§ Activity: Wherever "content" turns up in a line of the entries below, that line counts. Say how many such lines there are, with no other words.

** Opening Data for processing block **

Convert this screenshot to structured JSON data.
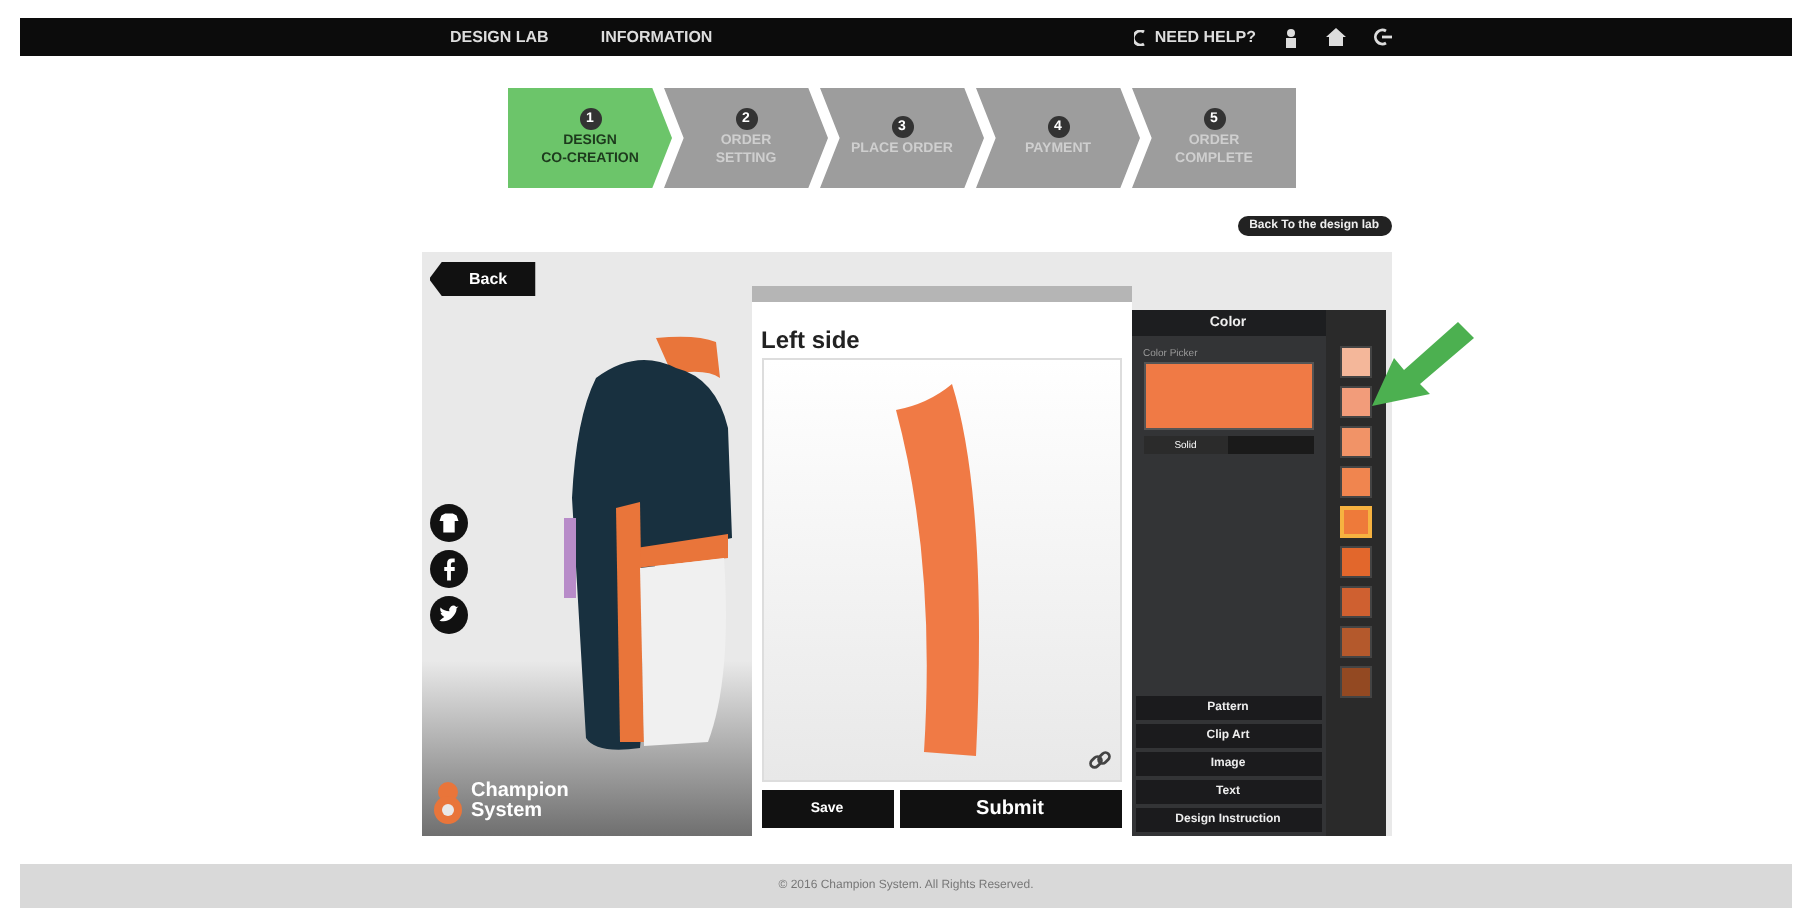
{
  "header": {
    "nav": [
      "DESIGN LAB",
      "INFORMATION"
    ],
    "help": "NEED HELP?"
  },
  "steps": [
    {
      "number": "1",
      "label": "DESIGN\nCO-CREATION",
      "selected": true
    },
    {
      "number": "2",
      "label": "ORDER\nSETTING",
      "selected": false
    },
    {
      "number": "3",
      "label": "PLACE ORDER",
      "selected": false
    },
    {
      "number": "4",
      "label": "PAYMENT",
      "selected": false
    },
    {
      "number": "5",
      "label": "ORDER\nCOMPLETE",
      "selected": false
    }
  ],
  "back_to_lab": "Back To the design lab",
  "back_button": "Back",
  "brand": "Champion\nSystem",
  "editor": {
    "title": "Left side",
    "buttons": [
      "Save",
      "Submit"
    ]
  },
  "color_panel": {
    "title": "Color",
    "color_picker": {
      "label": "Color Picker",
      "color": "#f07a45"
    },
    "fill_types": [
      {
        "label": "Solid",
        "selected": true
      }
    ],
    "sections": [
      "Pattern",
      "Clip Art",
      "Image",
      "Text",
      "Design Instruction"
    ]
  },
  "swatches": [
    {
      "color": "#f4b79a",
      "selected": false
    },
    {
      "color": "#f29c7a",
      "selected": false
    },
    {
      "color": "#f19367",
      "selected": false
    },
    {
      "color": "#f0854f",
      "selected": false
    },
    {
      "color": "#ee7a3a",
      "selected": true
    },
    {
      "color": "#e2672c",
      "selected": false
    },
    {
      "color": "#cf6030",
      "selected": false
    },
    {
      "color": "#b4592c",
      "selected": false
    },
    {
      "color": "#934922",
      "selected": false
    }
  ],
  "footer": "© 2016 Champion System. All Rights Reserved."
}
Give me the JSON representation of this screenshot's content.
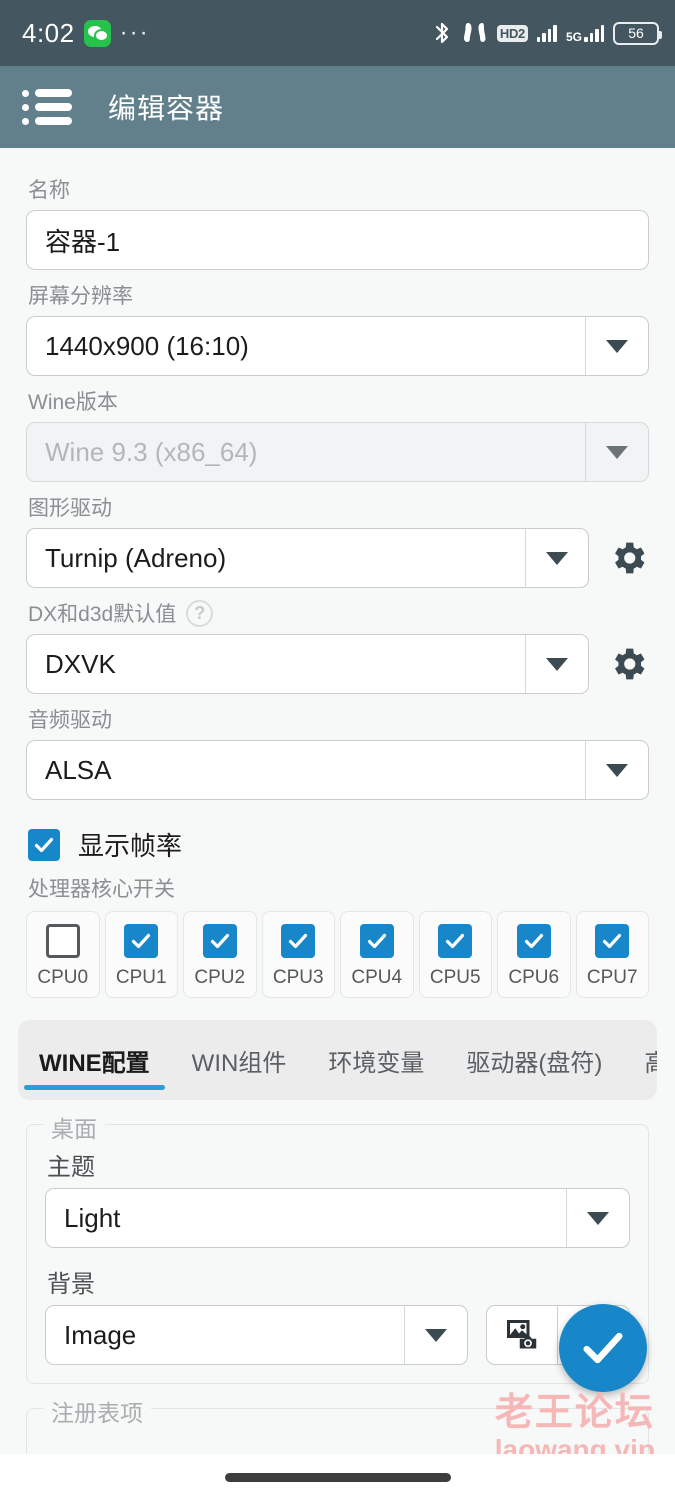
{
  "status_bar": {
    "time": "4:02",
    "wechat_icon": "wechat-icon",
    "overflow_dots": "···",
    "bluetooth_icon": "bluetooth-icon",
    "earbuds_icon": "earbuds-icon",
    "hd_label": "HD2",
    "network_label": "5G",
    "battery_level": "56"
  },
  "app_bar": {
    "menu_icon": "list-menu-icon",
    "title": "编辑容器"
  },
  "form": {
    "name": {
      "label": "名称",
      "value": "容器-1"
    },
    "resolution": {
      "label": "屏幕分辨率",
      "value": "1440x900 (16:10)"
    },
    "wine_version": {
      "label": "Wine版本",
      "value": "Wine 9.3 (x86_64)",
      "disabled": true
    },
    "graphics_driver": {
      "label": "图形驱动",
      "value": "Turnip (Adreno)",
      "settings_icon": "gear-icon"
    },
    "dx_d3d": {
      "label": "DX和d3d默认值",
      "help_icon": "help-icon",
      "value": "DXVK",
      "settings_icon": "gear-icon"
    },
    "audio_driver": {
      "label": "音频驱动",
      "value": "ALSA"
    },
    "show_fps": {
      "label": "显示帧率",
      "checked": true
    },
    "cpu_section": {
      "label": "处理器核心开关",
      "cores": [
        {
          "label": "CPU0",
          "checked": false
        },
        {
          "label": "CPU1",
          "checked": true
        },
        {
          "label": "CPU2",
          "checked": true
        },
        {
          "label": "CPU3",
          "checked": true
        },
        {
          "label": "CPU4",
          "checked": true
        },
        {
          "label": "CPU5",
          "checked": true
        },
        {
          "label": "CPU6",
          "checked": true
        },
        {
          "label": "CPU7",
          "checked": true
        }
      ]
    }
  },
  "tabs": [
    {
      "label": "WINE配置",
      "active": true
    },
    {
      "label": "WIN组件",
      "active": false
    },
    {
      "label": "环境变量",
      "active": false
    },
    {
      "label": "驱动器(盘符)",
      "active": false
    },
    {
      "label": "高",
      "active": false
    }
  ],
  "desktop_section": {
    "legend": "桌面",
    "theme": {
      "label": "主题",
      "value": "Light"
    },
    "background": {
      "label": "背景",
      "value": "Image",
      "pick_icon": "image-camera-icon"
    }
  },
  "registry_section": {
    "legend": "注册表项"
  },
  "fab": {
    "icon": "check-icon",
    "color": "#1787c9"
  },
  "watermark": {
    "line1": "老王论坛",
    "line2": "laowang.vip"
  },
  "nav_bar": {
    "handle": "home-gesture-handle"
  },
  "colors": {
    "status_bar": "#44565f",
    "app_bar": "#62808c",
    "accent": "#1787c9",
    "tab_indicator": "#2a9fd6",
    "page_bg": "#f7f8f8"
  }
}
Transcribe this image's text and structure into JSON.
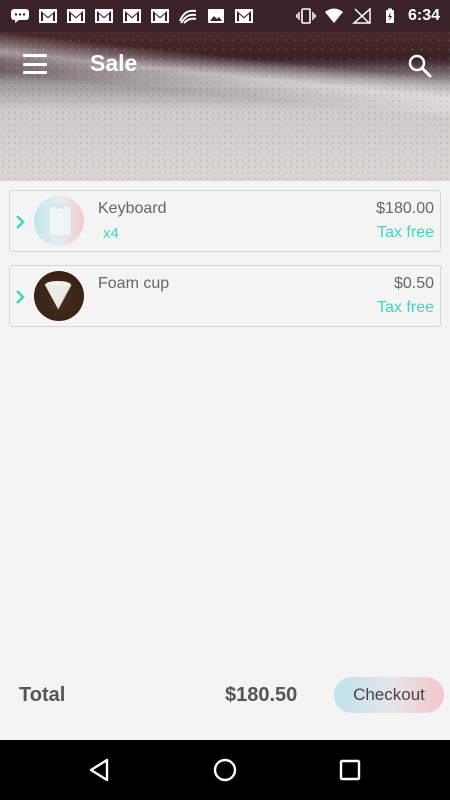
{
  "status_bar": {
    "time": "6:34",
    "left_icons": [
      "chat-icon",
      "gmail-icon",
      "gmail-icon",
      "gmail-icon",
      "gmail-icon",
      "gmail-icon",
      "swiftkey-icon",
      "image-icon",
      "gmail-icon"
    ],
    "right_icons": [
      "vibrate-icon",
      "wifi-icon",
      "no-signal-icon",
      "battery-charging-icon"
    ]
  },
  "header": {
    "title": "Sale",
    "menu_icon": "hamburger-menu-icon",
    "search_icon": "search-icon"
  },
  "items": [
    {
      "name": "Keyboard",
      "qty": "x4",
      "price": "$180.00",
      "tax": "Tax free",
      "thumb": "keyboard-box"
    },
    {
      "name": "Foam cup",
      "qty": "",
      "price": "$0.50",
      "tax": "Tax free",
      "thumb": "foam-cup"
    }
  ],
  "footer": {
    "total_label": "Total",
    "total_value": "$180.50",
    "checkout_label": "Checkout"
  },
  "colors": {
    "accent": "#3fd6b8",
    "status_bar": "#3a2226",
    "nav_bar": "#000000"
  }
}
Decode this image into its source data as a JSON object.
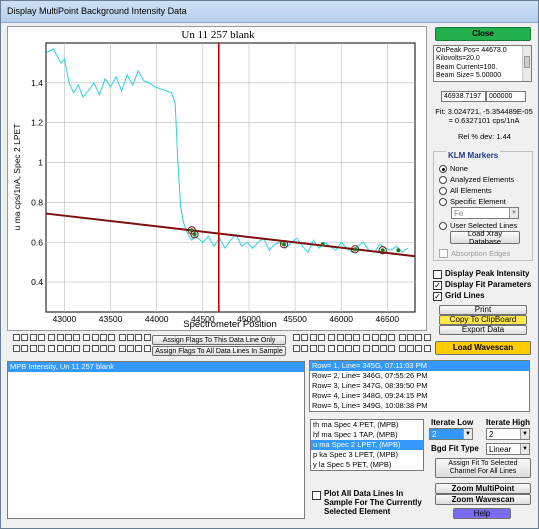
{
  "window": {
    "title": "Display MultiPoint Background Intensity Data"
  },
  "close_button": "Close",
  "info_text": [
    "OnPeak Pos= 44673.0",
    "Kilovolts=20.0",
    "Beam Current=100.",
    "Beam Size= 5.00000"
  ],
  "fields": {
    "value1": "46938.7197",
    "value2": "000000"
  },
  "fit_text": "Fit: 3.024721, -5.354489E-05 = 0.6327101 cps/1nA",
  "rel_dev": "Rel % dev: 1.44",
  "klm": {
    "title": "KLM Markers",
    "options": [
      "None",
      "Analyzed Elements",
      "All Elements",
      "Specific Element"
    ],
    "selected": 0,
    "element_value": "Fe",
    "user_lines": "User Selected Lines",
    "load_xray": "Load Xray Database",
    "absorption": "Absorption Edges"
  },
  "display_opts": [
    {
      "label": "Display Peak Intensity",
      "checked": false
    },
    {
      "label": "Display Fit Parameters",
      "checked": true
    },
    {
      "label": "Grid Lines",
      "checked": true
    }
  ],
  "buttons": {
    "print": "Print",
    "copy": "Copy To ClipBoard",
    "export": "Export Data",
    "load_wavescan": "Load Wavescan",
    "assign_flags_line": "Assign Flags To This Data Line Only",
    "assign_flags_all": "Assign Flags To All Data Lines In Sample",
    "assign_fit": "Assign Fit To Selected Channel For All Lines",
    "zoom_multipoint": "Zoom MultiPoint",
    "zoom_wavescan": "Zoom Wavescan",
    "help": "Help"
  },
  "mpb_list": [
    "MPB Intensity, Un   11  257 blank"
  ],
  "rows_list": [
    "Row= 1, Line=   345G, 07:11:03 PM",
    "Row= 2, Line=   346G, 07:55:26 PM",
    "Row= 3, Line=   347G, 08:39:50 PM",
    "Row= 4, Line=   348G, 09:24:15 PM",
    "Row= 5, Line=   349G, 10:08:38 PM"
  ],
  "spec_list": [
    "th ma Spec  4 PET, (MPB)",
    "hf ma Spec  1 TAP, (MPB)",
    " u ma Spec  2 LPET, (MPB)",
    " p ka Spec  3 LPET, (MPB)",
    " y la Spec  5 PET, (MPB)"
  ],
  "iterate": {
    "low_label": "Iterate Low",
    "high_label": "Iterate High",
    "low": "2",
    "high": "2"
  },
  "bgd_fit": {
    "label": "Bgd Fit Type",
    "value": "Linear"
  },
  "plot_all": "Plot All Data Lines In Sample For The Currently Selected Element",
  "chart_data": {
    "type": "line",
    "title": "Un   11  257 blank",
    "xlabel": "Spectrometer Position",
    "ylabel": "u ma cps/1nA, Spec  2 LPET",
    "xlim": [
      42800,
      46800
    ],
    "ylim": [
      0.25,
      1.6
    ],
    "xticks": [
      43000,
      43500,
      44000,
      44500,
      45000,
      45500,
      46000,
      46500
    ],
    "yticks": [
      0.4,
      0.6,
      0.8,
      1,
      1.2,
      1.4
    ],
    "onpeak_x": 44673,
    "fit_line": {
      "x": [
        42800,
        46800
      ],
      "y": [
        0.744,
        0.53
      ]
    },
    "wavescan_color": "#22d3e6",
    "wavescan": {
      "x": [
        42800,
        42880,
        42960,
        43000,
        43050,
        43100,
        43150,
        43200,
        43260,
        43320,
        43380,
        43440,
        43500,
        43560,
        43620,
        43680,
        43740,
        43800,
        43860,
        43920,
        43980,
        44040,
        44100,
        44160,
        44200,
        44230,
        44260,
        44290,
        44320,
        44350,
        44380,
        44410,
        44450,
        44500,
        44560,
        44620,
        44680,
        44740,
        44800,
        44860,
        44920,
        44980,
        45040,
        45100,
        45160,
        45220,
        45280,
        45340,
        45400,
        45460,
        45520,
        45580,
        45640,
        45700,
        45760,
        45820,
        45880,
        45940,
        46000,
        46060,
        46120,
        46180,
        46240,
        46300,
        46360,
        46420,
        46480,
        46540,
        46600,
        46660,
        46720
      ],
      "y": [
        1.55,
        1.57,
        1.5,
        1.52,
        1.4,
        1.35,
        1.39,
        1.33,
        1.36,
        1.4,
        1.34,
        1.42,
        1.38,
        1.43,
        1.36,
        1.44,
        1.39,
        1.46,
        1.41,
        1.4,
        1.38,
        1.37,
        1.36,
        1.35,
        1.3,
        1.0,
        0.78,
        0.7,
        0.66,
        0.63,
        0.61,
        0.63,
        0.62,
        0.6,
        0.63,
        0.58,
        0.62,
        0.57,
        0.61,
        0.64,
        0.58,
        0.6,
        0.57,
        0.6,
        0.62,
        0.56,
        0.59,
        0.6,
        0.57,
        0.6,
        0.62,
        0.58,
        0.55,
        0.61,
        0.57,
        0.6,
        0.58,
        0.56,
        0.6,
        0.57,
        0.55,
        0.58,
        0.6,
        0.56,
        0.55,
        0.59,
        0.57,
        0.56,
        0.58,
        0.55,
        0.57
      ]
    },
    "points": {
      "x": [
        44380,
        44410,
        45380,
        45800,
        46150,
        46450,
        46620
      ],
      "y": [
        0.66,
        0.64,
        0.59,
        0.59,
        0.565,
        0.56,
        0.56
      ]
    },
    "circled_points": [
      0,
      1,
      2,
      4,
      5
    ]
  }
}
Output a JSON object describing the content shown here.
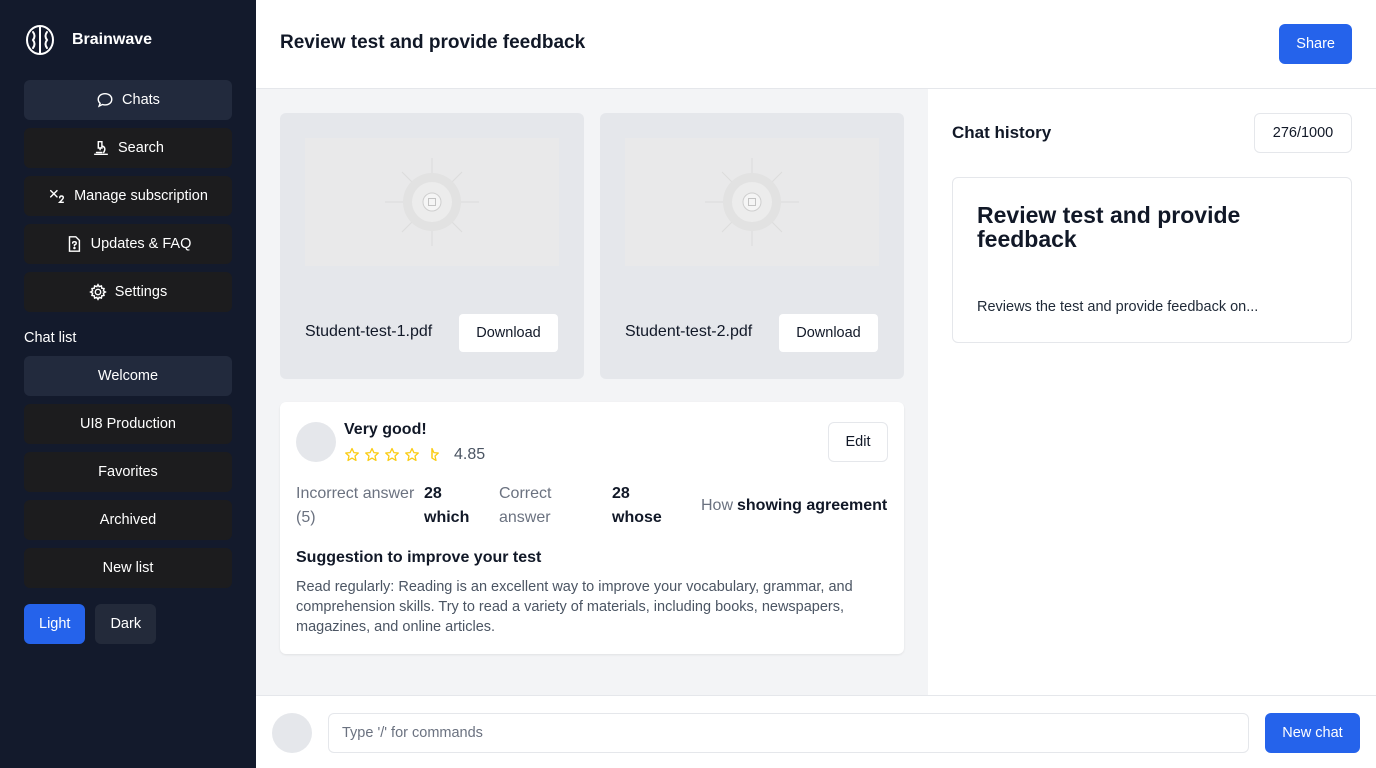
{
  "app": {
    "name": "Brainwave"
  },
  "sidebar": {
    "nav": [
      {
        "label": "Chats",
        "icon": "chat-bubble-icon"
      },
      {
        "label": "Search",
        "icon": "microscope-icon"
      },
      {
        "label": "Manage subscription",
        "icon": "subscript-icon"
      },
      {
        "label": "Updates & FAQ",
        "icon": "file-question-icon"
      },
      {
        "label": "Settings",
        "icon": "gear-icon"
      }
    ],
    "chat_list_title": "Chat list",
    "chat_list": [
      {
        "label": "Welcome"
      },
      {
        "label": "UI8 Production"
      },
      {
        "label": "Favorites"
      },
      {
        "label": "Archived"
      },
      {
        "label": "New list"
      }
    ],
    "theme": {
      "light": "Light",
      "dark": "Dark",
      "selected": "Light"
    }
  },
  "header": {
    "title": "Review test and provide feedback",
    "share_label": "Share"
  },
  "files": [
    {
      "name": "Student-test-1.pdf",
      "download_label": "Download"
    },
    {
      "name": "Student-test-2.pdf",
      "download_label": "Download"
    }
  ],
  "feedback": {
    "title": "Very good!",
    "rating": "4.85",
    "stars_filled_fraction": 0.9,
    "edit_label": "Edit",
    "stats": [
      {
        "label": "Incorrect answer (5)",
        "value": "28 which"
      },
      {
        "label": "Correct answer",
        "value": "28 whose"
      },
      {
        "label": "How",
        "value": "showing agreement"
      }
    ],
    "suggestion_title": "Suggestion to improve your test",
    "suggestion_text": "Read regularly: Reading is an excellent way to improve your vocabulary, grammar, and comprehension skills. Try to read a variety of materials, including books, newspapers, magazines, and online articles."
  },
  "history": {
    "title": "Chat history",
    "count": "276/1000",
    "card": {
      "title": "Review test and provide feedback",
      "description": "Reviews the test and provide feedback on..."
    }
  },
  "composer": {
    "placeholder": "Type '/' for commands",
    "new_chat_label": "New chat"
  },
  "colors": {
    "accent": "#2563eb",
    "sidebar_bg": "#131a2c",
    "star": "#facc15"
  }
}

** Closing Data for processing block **

§ Result: 2